As soon as Elvis set foot on American soil after his discharge from the army, reporters descended on him with questions about his career. Newspaper interviews revealed that he did not intend to abandon rock 'n' roll "as long as people wanted it." Yet, almost immediately, Elvis and Colonel Parker embarked on a course designed to do just that; they altered Elvis' image by using the same entertainment arenas that had constructed his image in the first place -- recordings, television, and the movies.
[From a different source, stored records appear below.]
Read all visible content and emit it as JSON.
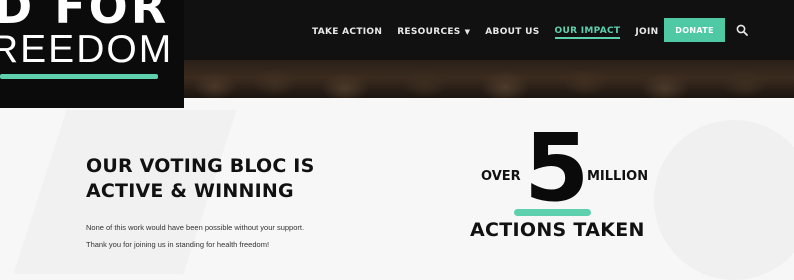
{
  "logo": {
    "line1": "D FOR",
    "line2": "REEDOM"
  },
  "nav": {
    "items": [
      {
        "label": "TAKE ACTION"
      },
      {
        "label": "RESOURCES"
      },
      {
        "label": "ABOUT US"
      },
      {
        "label": "OUR IMPACT"
      },
      {
        "label": "JOIN"
      }
    ],
    "active": "OUR IMPACT",
    "donate_label": "DONATE",
    "search_icon": "search-icon",
    "accent_color": "#5fd0ad"
  },
  "content": {
    "headline_line1": "OUR VOTING BLOC IS",
    "headline_line2": "ACTIVE & WINNING",
    "body_line1": "None of this work would have been possible without your support.",
    "body_line2": "Thank you for joining us in standing for health freedom!"
  },
  "stat": {
    "prefix": "OVER",
    "number": "5",
    "suffix": "MILLION",
    "label": "ACTIONS TAKEN"
  }
}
Elvis and Colonel Parker were no longer interested in rock 'n' roll, which had changed between 1958 and 1960. If anything, rock musicians were more controversial than ever: Little Richard was in trouble with the IRS; Chuck Berry had been arrested for violating the Mann Act; and Jerry Lee Lewis was ostracized for running away with and marrying a 13-year-old girl. To make matters worse, at least in the eyes of the press, the girl was Lewis's cousin and he was already married at the time. All these scandals served to temporarily put their careers on hold and damage rock 'n' roll's already tarnished reputation.
While scandal claimed some rockers, death claimed others such as Buddy Holly, Ritchie Valens, the Big Bopper (J.P. Richardson), and Eddie Cochran. The loss of these rock pioneers from the music scene contributed to the rise in popularity of ballad singers. As early as 1958, articles in music magazines began to note with pleasure that ballad singers were replacing the more frenzied performers who had been on the charts.
When Elvis returned home in 1960 -- amid headlines blaring "Chorus of Teenage Squeals Rocks Elvis Out of the Army" and "The Army's Made a New Man Out of Elvis" -- the stage was set for him to take up a more mellow style. The Colonel took advantage of the good publicity over Elvis' tour of duty to promote a more mature Elvis who he hoped would attract a larger audience.
Rock 'n' roll critics and fans view this change as a decline, but in reality it was a deliberate change in Elvis' image. Elvis and his manager abandoned the notoriety of rock 'n' roll for the wider appeal of movies and pop music. In terms of financial success and overall popularity, they made the right decision.
A single image sums up the ramifications of this important switch in the young singer's career: Elvis' long ducktail haircut, which had been so ceremoniously shorn for his army induction, was never grown back.
Two weeks after his discharge, Elvis journeyed to Nashville for his first recording session in almost two years. Elvis was joined in the studio by two of his oldest friends, guitarist Scotty Moore and drummer D.J. Fontana. Bill Black, who had played doghouse bass for Elvis, was no longer part of his band. Moore, Black, and Fontana had been Elvis' backup musicians during most of his early career, but in the fall of 1957, Moore and Black resigned as regular members of Elvis' band.
Money probably had a lot to do with their decision as Scotty and Bill were paid only $100 a week while they were in Memphis and $200 a week while they were on the road. It is assumed that the Colonel was responsible for the skimpy wages, but throughout his career Elvis was never known to pay very high wages to any of the people who worked for him.
Black eventually formed his own group, the Bill Black Combo, and in 1959 they recorded an instrumental tune called "Smokie." Moore continued to record with Elvis in the studio on a freelance basis until 1969. D.J. Fontana, who had been recruited from Louisiana Hayride, had a separate arrangement with Elvis, which allowed him more leeway in his career.
Moore and Fontana were not the only musicians hired for the Nashville recording sessions. The famed country pianist Floyd Cramer signed on, and once again the Jordanaires sang backup vocals. During the first session, Elvis cut a single featuring "Stuck on You," with "Fame and Fortune" on the flip side. In early April, Elvis returned to the RCA studio in Nashville to record the additional tracks that were needed to make an album.
By the end of April, Elvis Is Back! had been released. In less than two months, RCA had cut and pressed this brand-new Elvis Presley album, and it was playing on the radio. To learn more about Elvis Is Back!, see the next section.